-- Extracted data follows --

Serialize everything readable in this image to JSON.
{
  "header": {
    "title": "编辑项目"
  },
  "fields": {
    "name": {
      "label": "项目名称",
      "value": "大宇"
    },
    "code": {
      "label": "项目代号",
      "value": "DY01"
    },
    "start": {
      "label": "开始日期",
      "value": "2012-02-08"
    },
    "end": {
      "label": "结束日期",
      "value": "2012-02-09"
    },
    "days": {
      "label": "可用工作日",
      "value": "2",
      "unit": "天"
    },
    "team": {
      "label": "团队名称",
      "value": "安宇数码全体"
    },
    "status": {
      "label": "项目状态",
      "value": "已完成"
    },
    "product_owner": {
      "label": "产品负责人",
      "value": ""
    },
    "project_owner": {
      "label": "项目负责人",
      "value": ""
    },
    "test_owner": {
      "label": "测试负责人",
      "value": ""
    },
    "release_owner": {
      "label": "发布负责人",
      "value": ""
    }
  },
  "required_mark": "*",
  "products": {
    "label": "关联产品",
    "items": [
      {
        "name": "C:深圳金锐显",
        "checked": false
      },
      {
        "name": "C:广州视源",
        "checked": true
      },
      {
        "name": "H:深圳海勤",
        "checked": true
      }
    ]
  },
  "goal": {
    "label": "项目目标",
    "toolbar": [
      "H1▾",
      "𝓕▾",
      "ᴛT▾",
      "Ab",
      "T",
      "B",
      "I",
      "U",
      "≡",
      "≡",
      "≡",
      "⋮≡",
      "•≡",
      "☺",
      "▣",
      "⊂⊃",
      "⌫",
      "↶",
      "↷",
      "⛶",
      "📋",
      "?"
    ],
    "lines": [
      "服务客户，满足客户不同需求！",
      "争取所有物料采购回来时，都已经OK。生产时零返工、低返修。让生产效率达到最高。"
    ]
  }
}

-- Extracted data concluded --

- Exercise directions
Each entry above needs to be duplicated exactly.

- Solution to the exercise
Serialize everything readable in this image to JSON.
{
  "header": {
    "title": "编辑项目"
  },
  "fields": {
    "name": {
      "label": "项目名称",
      "value": "大宇"
    },
    "code": {
      "label": "项目代号",
      "value": "DY01"
    },
    "start": {
      "label": "开始日期",
      "value": "2012-02-08"
    },
    "end": {
      "label": "结束日期",
      "value": "2012-02-09"
    },
    "days": {
      "label": "可用工作日",
      "value": "2",
      "unit": "天"
    },
    "team": {
      "label": "团队名称",
      "value": "安宇数码全体"
    },
    "status": {
      "label": "项目状态",
      "value": "已完成"
    },
    "product_owner": {
      "label": "产品负责人",
      "value": ""
    },
    "project_owner": {
      "label": "项目负责人",
      "value": ""
    },
    "test_owner": {
      "label": "测试负责人",
      "value": ""
    },
    "release_owner": {
      "label": "发布负责人",
      "value": ""
    }
  },
  "required_mark": "*",
  "products": {
    "label": "关联产品",
    "items": [
      {
        "name": "C:深圳金锐显",
        "checked": false
      },
      {
        "name": "C:广州视源",
        "checked": true
      },
      {
        "name": "H:深圳海勤",
        "checked": true
      }
    ]
  },
  "goal": {
    "label": "项目目标",
    "toolbar": [
      "H1▾",
      "𝓕▾",
      "ᴛT▾",
      "Ab",
      "T",
      "B",
      "I",
      "U",
      "≡",
      "≡",
      "≡",
      "⋮≡",
      "•≡",
      "☺",
      "▣",
      "⊂⊃",
      "⌫",
      "↶",
      "↷",
      "⛶",
      "📋",
      "?"
    ],
    "lines": [
      "服务客户，满足客户不同需求！",
      "争取所有物料采购回来时，都已经OK。生产时零返工、低返修。让生产效率达到最高。"
    ]
  }
}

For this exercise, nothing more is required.